The common market organisation for fruit and vegetables was also modified in the agricultural chapter of the Act of Accession. For example, the EU has granted Malta special temporary aid for producers of tomatoes intended for processing. The duration of this aid will be 11 years from the date of accession, and will be gradually decreased over this period.
TRADE WITH NON-EU MEMBER COUNTRIES
The system described will be replaced by a new system for trade with Non-EU Member Countries from 2008.
Import and export licences
Imports and exports may be subject to the grant of an import or export licence.
Common Customs Tariff
The rates of duty in the Common Customs Tariff apply to processed fruit and vegetable products.
Where imports are likely to cause disturbances, safeguard measures can be adopted for all products subject to the common organisation of the market as long as they comply with the international obligations of the Community.
Tariff quotas are allocated on a 'first come, first served' basis, except for tinned mushrooms where the 'traditional/new arrivals' method is applied.
In order to permit the export of economically important quantities of products without adding sugar, export refunds may be granted to: processed tomatoes, provisionally preserved cherries, candied cherries, processed nuts and certain pure orange juices.
The amount of export refunds is fixed periodically.
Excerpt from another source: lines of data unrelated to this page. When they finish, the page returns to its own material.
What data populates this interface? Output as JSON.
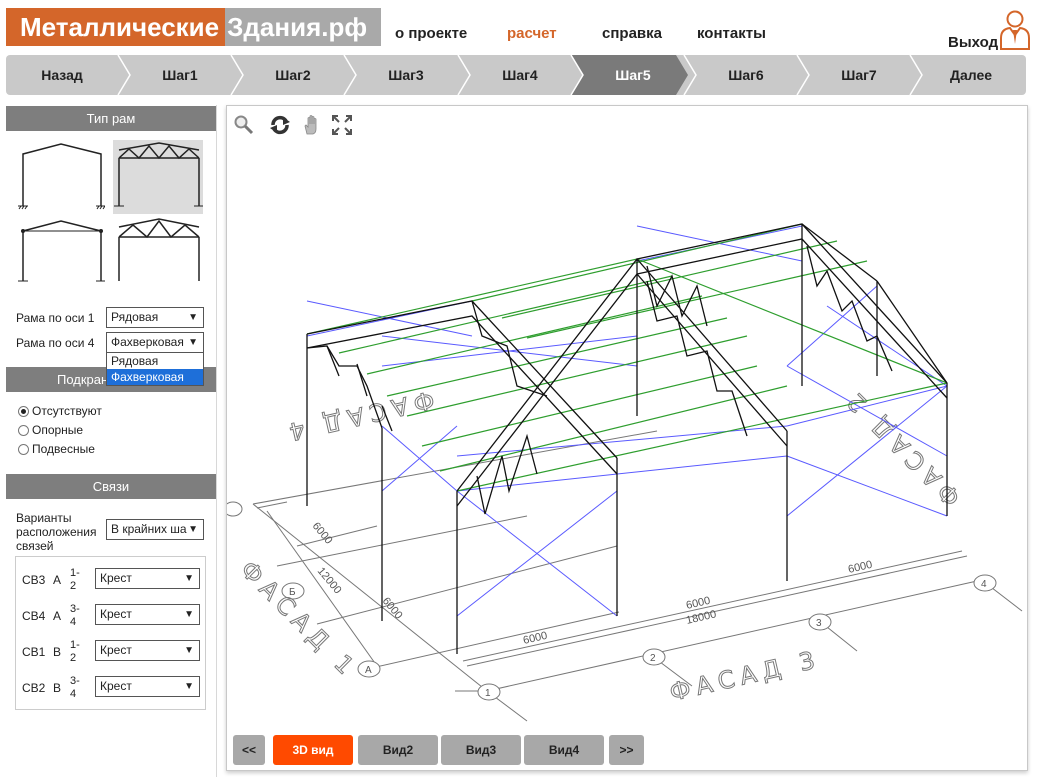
{
  "header": {
    "logo_part1": "Металлические",
    "logo_part2": "Здания.рф",
    "nav": [
      {
        "label": "о проекте"
      },
      {
        "label": "расчет"
      },
      {
        "label": "справка"
      },
      {
        "label": "контакты"
      }
    ],
    "exit_label": "Выход",
    "accent_color": "#d4662a"
  },
  "steps": {
    "items": [
      {
        "label": "Назад"
      },
      {
        "label": "Шаг1"
      },
      {
        "label": "Шаг2"
      },
      {
        "label": "Шаг3"
      },
      {
        "label": "Шаг4"
      },
      {
        "label": "Шаг5"
      },
      {
        "label": "Шаг6"
      },
      {
        "label": "Шаг7"
      },
      {
        "label": "Далее"
      }
    ],
    "active": "Шаг5"
  },
  "frame_type": {
    "title": "Тип рам",
    "options": [
      "rigid-frame",
      "truss-frame-selected",
      "hinged-frame",
      "truss-frame-2"
    ],
    "axis1_label": "Рама по оси 1",
    "axis1_value": "Рядовая",
    "axis4_label": "Рама по оси 4",
    "axis4_value": "Фахверковая",
    "dropdown_options": [
      "Рядовая",
      "Фахверковая"
    ],
    "dropdown_highlighted": "Фахверковая"
  },
  "crane": {
    "title": "Подкрановые балки",
    "title_visible": "Подкран",
    "options": [
      "Отсутствуют",
      "Опорные",
      "Подвесные"
    ],
    "selected": "Отсутствуют"
  },
  "connections": {
    "title": "Связи",
    "variants_label": "Варианты расположения связей",
    "variants_value": "В крайних ша",
    "rows": [
      {
        "code": "СВ3",
        "axis": "А",
        "span": "1-2",
        "value": "Крест"
      },
      {
        "code": "СВ4",
        "axis": "А",
        "span": "3-4",
        "value": "Крест"
      },
      {
        "code": "СВ1",
        "axis": "В",
        "span": "1-2",
        "value": "Крест"
      },
      {
        "code": "СВ2",
        "axis": "В",
        "span": "3-4",
        "value": "Крест"
      }
    ]
  },
  "viewer": {
    "tools": [
      "zoom-icon",
      "rotate-icon",
      "pan-hand-icon",
      "fit-extents-icon"
    ],
    "drawing_labels": {
      "facade1": "ФАСАД 1",
      "facade2": "ФАСАД 2",
      "facade3": "ФАСАД 3",
      "facade4": "ФАСАД 4",
      "dim_6000": "6000",
      "dim_12000": "12000",
      "dim_18000": "18000",
      "axis_1": "1",
      "axis_2": "2",
      "axis_3": "3",
      "axis_4": "4",
      "axis_A": "А",
      "axis_B": "Б"
    },
    "views": [
      {
        "label": "<<"
      },
      {
        "label": "3D вид"
      },
      {
        "label": "Вид2"
      },
      {
        "label": "Вид3"
      },
      {
        "label": "Вид4"
      },
      {
        "label": ">>"
      }
    ],
    "active_view": "3D вид",
    "colors": {
      "purlin": "#2e9e2e",
      "bracing": "#5a5aff",
      "frame": "#111111",
      "active_button": "#ff4a00"
    }
  }
}
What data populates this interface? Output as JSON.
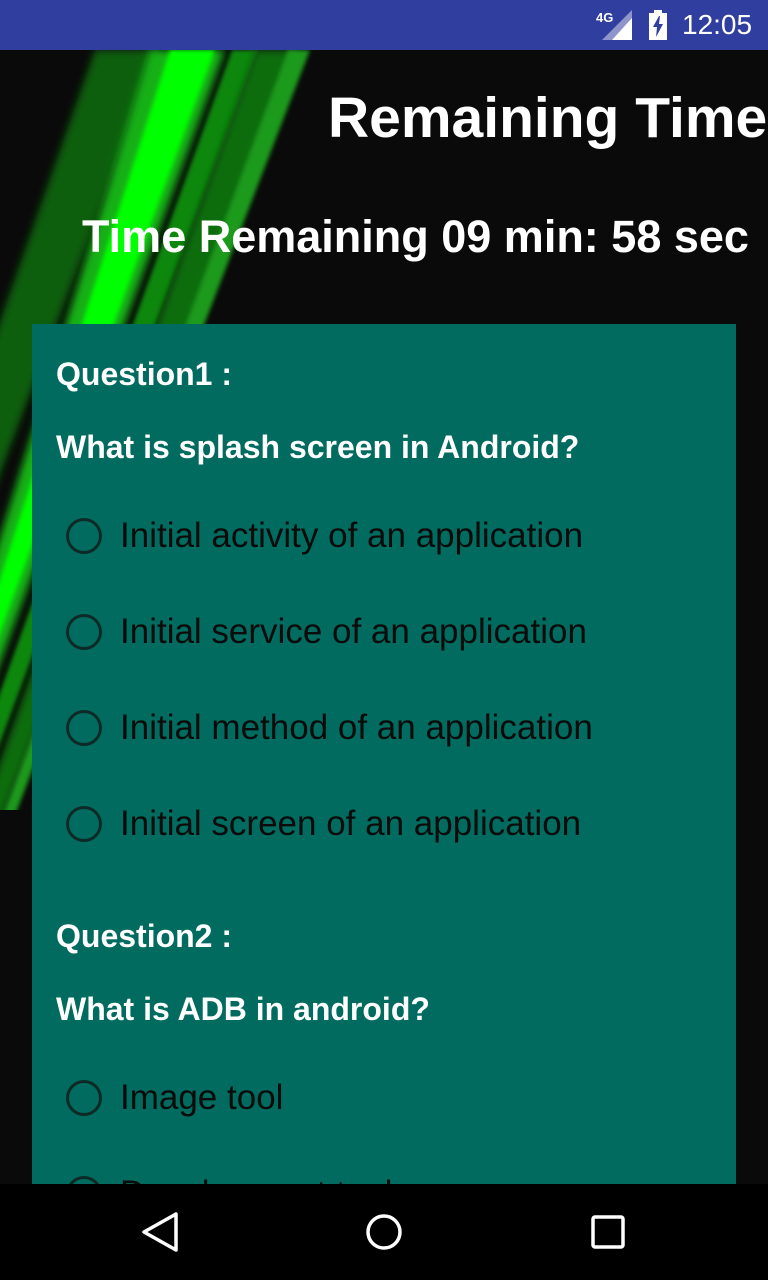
{
  "status_bar": {
    "network": "4G",
    "time": "12:05",
    "icons": [
      "signal-icon",
      "battery-charging-icon"
    ]
  },
  "header": {
    "title": "Remaining Time",
    "timer_text": "Time Remaining 09 min: 58 sec"
  },
  "quiz": {
    "questions": [
      {
        "label": "Question1 :",
        "text": "What is splash screen in Android?",
        "options": [
          "Initial activity of an application",
          "Initial service of an application",
          "Initial method of an application",
          "Initial screen of an application"
        ]
      },
      {
        "label": "Question2 :",
        "text": "What is ADB in android?",
        "options": [
          "Image tool",
          "Development tool"
        ]
      }
    ]
  },
  "nav_bar": {
    "buttons": [
      "back-icon",
      "home-icon",
      "recents-icon"
    ]
  },
  "colors": {
    "status_bar": "#303f9f",
    "card": "#006b5e",
    "background": "#0a0a0a",
    "stripe": "#00ff00"
  }
}
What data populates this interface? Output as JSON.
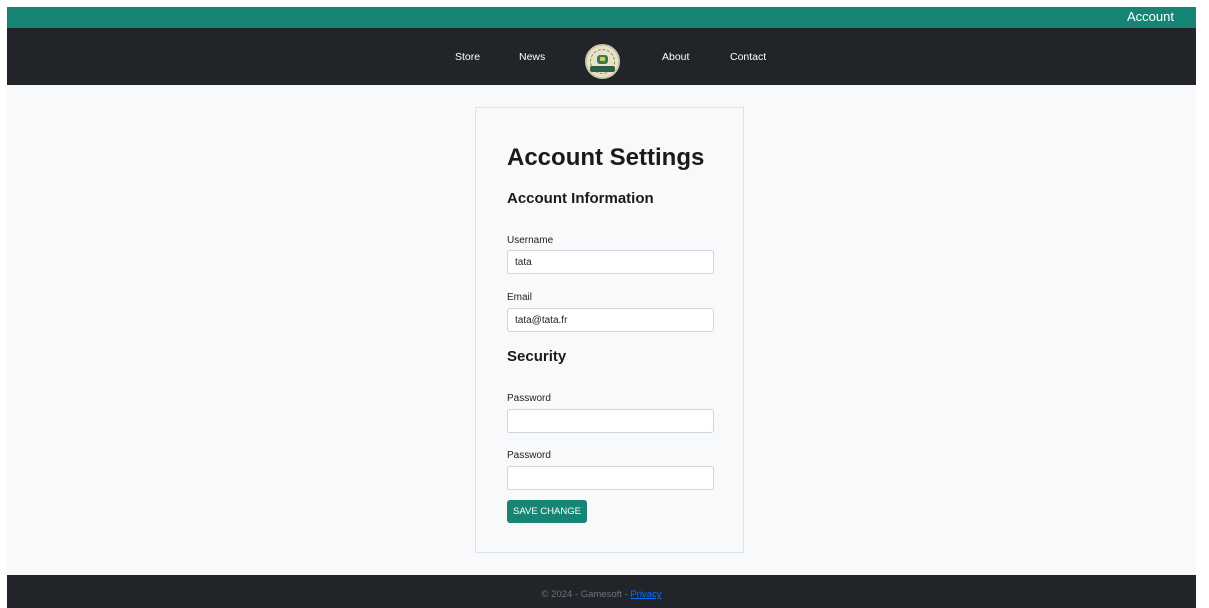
{
  "topbar": {
    "account_label": "Account"
  },
  "nav": {
    "items": [
      {
        "label": "Store"
      },
      {
        "label": "News"
      },
      {
        "label": "About"
      },
      {
        "label": "Contact"
      }
    ],
    "logo_icon": "gamesoft-logo-icon"
  },
  "form": {
    "title": "Account Settings",
    "account_section": "Account Information",
    "username_label": "Username",
    "username_value": "tata",
    "email_label": "Email",
    "email_value": "tata@tata.fr",
    "security_section": "Security",
    "password_label": "Password",
    "password_value": "",
    "password_confirm_label": "Password",
    "password_confirm_value": "",
    "save_label": "SAVE CHANGE"
  },
  "footer": {
    "text": "© 2024 - Gamesoft - ",
    "privacy_label": "Privacy"
  },
  "colors": {
    "accent": "#178573",
    "nav_bg": "#212529",
    "page_bg": "#f8f9fa",
    "link": "#0d6efd"
  }
}
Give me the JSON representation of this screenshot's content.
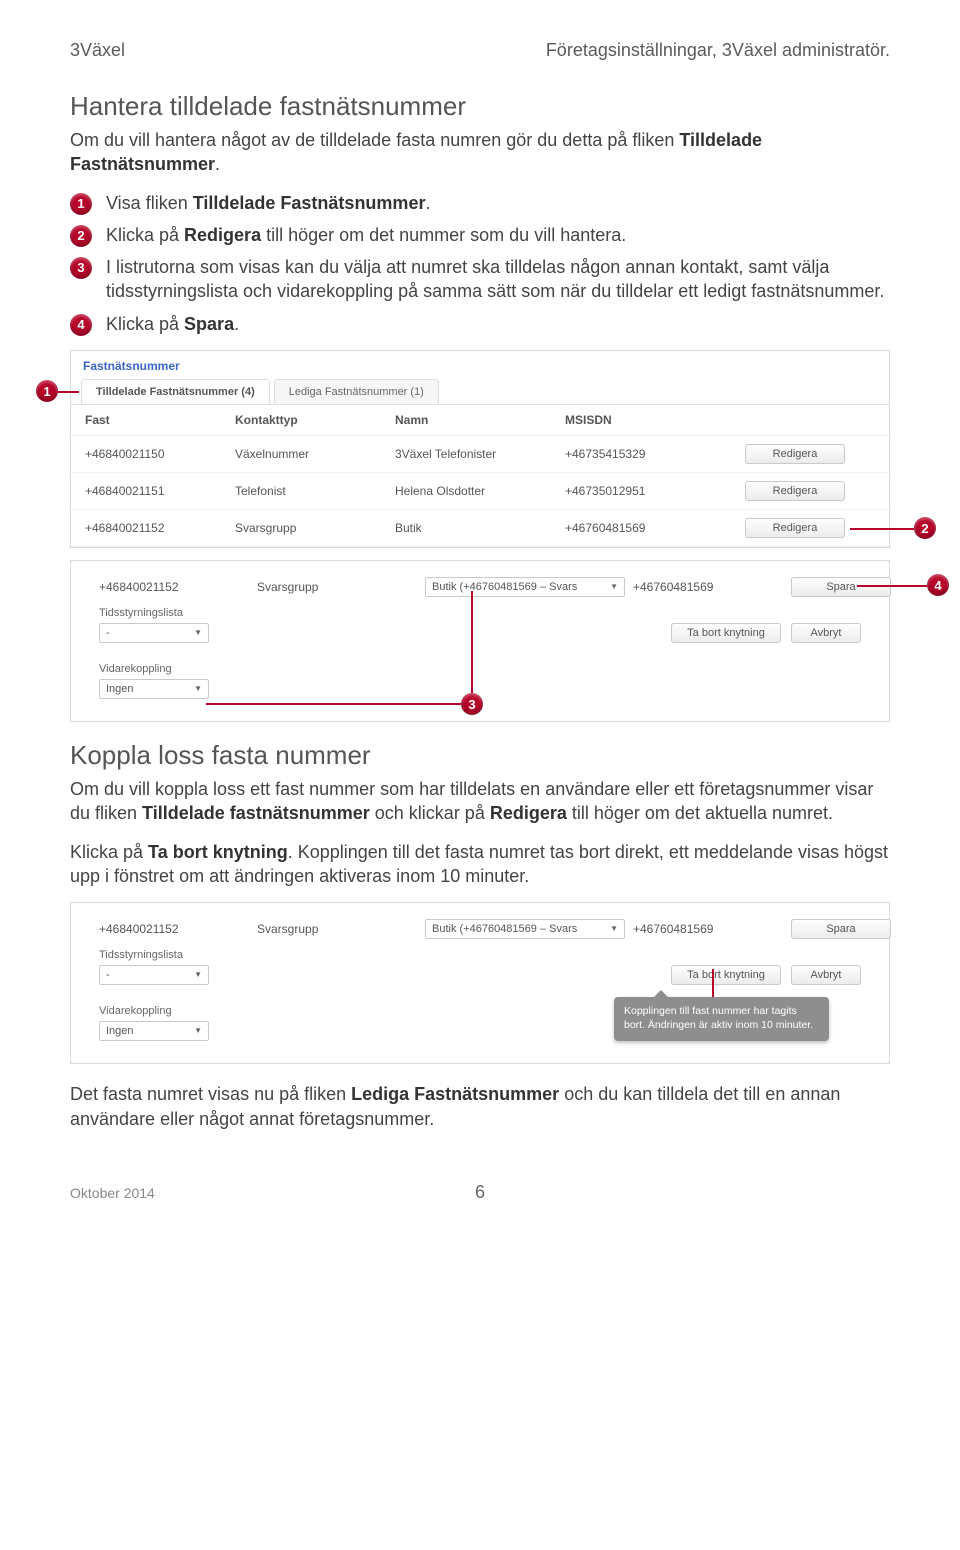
{
  "header": {
    "left": "3Växel",
    "right": "Företagsinställningar, 3Växel administratör."
  },
  "section1": {
    "heading": "Hantera tilldelade fastnätsnummer",
    "intro_pre": "Om du vill hantera något av de tilldelade fasta numren gör du detta på fliken ",
    "intro_bold": "Tilldelade Fastnätsnummer",
    "intro_post": "."
  },
  "steps": {
    "s1_pre": "Visa fliken ",
    "s1_bold": "Tilldelade Fastnätsnummer",
    "s1_post": ".",
    "s2_pre": "Klicka på ",
    "s2_bold": "Redigera",
    "s2_post": " till höger om det nummer som du vill hantera.",
    "s3": "I listrutorna som visas kan du välja att numret ska tilldelas någon annan kontakt, samt välja tidsstyrningslista och vidarekoppling på samma sätt som när du tilldelar ett ledigt fastnätsnummer.",
    "s4_pre": "Klicka på ",
    "s4_bold": "Spara",
    "s4_post": "."
  },
  "callouts": {
    "c1": "1",
    "c2": "2",
    "c3": "3",
    "c4": "4"
  },
  "panel1": {
    "title": "Fastnätsnummer",
    "tab_active": "Tilldelade Fastnätsnummer (4)",
    "tab_inactive": "Lediga Fastnätsnummer (1)",
    "colFast": "Fast",
    "colKontakt": "Kontakttyp",
    "colNamn": "Namn",
    "colMsisdn": "MSISDN",
    "rows": [
      {
        "fast": "+46840021150",
        "typ": "Växelnummer",
        "namn": "3Växel Telefonister",
        "msisdn": "+46735415329"
      },
      {
        "fast": "+46840021151",
        "typ": "Telefonist",
        "namn": "Helena Olsdotter",
        "msisdn": "+46735012951"
      },
      {
        "fast": "+46840021152",
        "typ": "Svarsgrupp",
        "namn": "Butik",
        "msisdn": "+46760481569"
      }
    ],
    "btn_edit": "Redigera"
  },
  "panel2": {
    "rowFast": "+46840021152",
    "rowTyp": "Svarsgrupp",
    "selContact": "Butik (+46760481569 – Svars",
    "rowMsisdn": "+46760481569",
    "btn_save": "Spara",
    "lblTids": "Tidsstyrningslista",
    "selTids": "-",
    "btn_remove": "Ta bort knytning",
    "btn_cancel": "Avbryt",
    "lblVidare": "Vidarekoppling",
    "selVidare": "Ingen"
  },
  "section2": {
    "heading": "Koppla loss fasta nummer",
    "p1a": "Om du vill koppla loss ett fast nummer som har tilldelats en användare eller ett företagsnummer visar du fliken ",
    "p1b": "Tilldelade fastnätsnummer",
    "p1c": " och klickar på ",
    "p1d": "Redigera",
    "p1e": " till höger om det aktuella numret.",
    "p2a": "Klicka på ",
    "p2b": "Ta bort knytning",
    "p2c": ". Kopplingen till det fasta numret tas bort direkt, ett meddelande visas högst upp i fönstret om att ändringen aktiveras inom 10 minuter.",
    "tooltip": "Kopplingen till fast nummer har tagits bort. Ändringen är aktiv inom 10 minuter.",
    "p3a": "Det fasta numret visas nu på fliken ",
    "p3b": "Lediga Fastnätsnummer",
    "p3c": " och du kan tilldela det till en annan användare eller något annat företagsnummer."
  },
  "footer": {
    "date": "Oktober 2014",
    "page": "6"
  }
}
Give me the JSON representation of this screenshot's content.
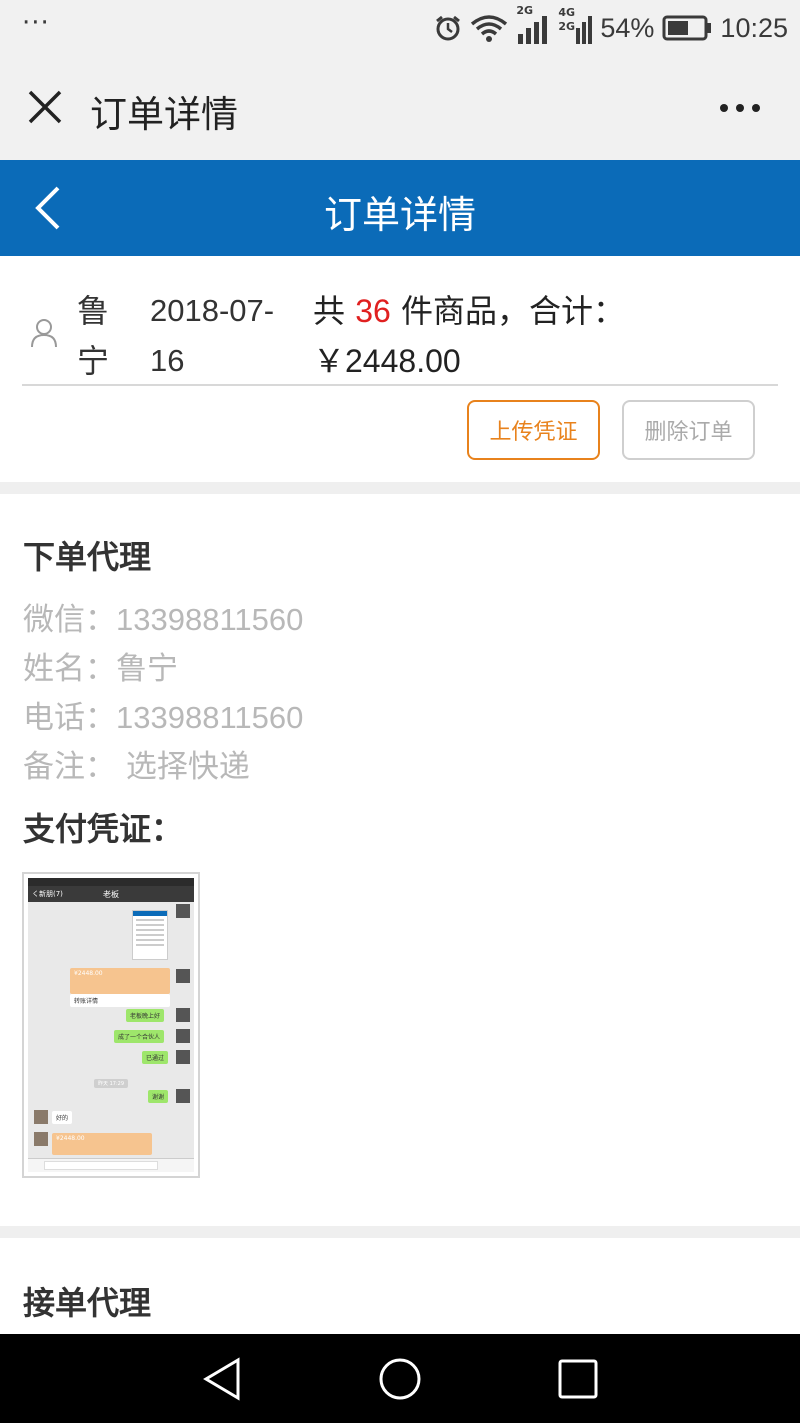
{
  "status_bar": {
    "battery": "54%",
    "time": "10:25",
    "net1": "2G",
    "net2a": "4G",
    "net2b": "2G"
  },
  "wechat": {
    "title": "订单详情"
  },
  "header": {
    "title": "订单详情"
  },
  "order": {
    "buyer_name_line1": "鲁",
    "buyer_name_line2": "宁",
    "date_line1": "2018-07-",
    "date_line2": "16",
    "total_prefix": "共",
    "item_count": "36",
    "total_suffix": "件商品，合计：",
    "amount": "￥2448.00",
    "upload_button": "上传凭证",
    "delete_button": "删除订单"
  },
  "ordering_agent": {
    "title": "下单代理",
    "wechat_label": "微信：",
    "wechat_value": "13398811560",
    "name_label": "姓名：",
    "name_value": "鲁宁",
    "phone_label": "电话：",
    "phone_value": "13398811560",
    "note_label": "备注：",
    "note_value": "选择快递",
    "payment_title": "支付凭证：",
    "receipt": {
      "nav_back": "く新朋(7)",
      "nav_title": "老板",
      "amount1": "¥2448.00",
      "msg_label": "转账详情",
      "msg1": "老板晚上好",
      "msg2": "成了一个合伙人",
      "msg3": "已通过",
      "time_label": "昨天 17:29",
      "msg4": "谢谢",
      "msg5": "好的",
      "amount2": "¥2448.00"
    }
  },
  "receiving_agent": {
    "title": "接单代理"
  },
  "colors": {
    "header_blue": "#0b6bb8",
    "accent_orange": "#e8821c",
    "highlight_red": "#e02020",
    "muted_gray": "#b8b8b8"
  },
  "icons": [
    "alarm-icon",
    "wifi-icon",
    "signal-icon",
    "battery-icon",
    "close-icon",
    "more-icon",
    "back-icon",
    "user-icon",
    "nav-back-icon",
    "nav-home-icon",
    "nav-recent-icon"
  ]
}
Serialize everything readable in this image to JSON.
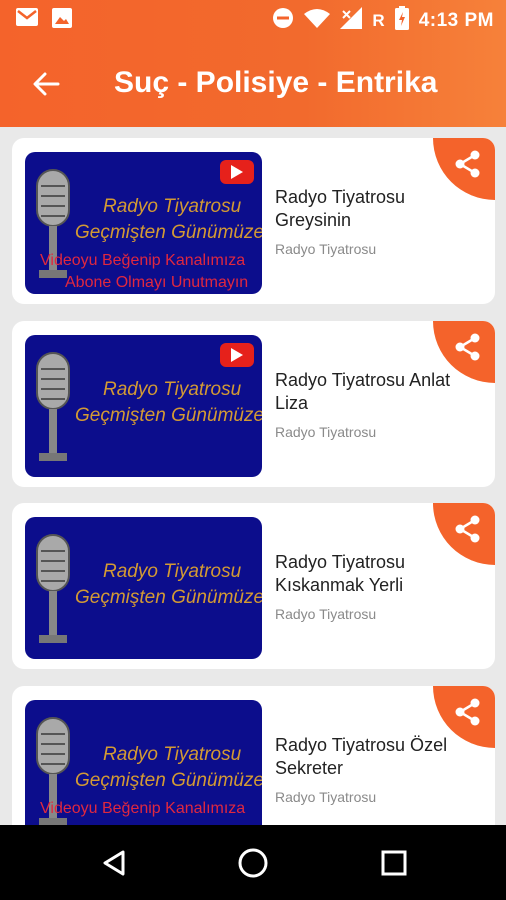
{
  "status_bar": {
    "time": "4:13 PM",
    "network_letter": "R",
    "icons_left": [
      "gmail-icon",
      "gallery-icon"
    ],
    "icons_right": [
      "do-not-disturb-icon",
      "wifi-icon",
      "signal-icon",
      "battery-charging-icon"
    ]
  },
  "toolbar": {
    "back_icon": "arrow-left-icon",
    "title": "Suç - Polisiye - Entrika"
  },
  "thumbnail_text": {
    "line1": "Radyo Tiyatrosu",
    "line2": "Geçmişten Günümüze",
    "line3": "Videoyu Beğenip Kanalımıza",
    "line4": "Abone Olmayı Unutmayın"
  },
  "items": [
    {
      "title": "Radyo Tiyatrosu Greysinin",
      "subtitle": "Radyo Tiyatrosu"
    },
    {
      "title": "Radyo Tiyatrosu Anlat Liza",
      "subtitle": "Radyo Tiyatrosu"
    },
    {
      "title": "Radyo Tiyatrosu Kıskanmak Yerli",
      "subtitle": "Radyo Tiyatrosu"
    },
    {
      "title": "Radyo Tiyatrosu Özel Sekreter",
      "subtitle": "Radyo Tiyatrosu"
    }
  ],
  "nav_bar": [
    "back-triangle-icon",
    "home-circle-icon",
    "recents-square-icon"
  ],
  "colors": {
    "accent": "#f4632b",
    "thumbnail_bg": "#0c0d8c",
    "thumb_gold": "#d39a34",
    "thumb_red": "#e0283f"
  }
}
Export refunds are also provided for sugar and its substitutes used for making certain fruit and vegetable products subject to the common organisation of the markets. This refund is equal to that provided for in the regulations establishing the common organisation of the market in sugar. The refund for glucose and glucose syrup is that applied to products under the common organisation of the market in cereals.
Barriers to trade
When trading with Non-EU Member Countries, it is normally forbidden to impose charges having equivalent effect to customs duties or to apply any quantitative import restrictions or measures having the same effect.
|Act||Entry into force - Date of expiry||Deadline for transposition in the Member States||Official Journal|
|Regulation (EC) No 2201/96||28.10.1996||-||OJ L 297 of 21.11.1997|
|Amending act(s)||Entry into force||Deadline for transposition in the Member States||Official Journal|
|Regulation (EC) No 2199/97||15.6.1997||-||OJ L 303 of 6.11.1997|
|Regulation (EC) No 2701/1999||15.6.1999||-||OJ L 327 of 21.12.1999|
|Regulation (EC) No 2699/2000||15.12.2000||-||OJ L 311 of 12.12.2000|
|Regulation (EC) No 1239/2001||29.6.2001||-||OJ L 171 of 26.6.2001|
|Regulation (EC) No 453/2002||1.1.2002||-||OJ L 72 of 14.3.2002|
|Regulation (EC) No 386/2004||2.3. 2003||-||OJ L 64 of 2.3.2004|
|Regulation (EC) No 1182/2007||6.11.2007||-||OJ L 273 of 17.10.2007|
|Regulation (EC) No 1212/2007||18.10.2007||-||OJ L 274 of 18.10.2007|
|Regulation (EC) No 1234/2007||23.11.2007 (?)||-||OJ L 299 of 16.11.2007|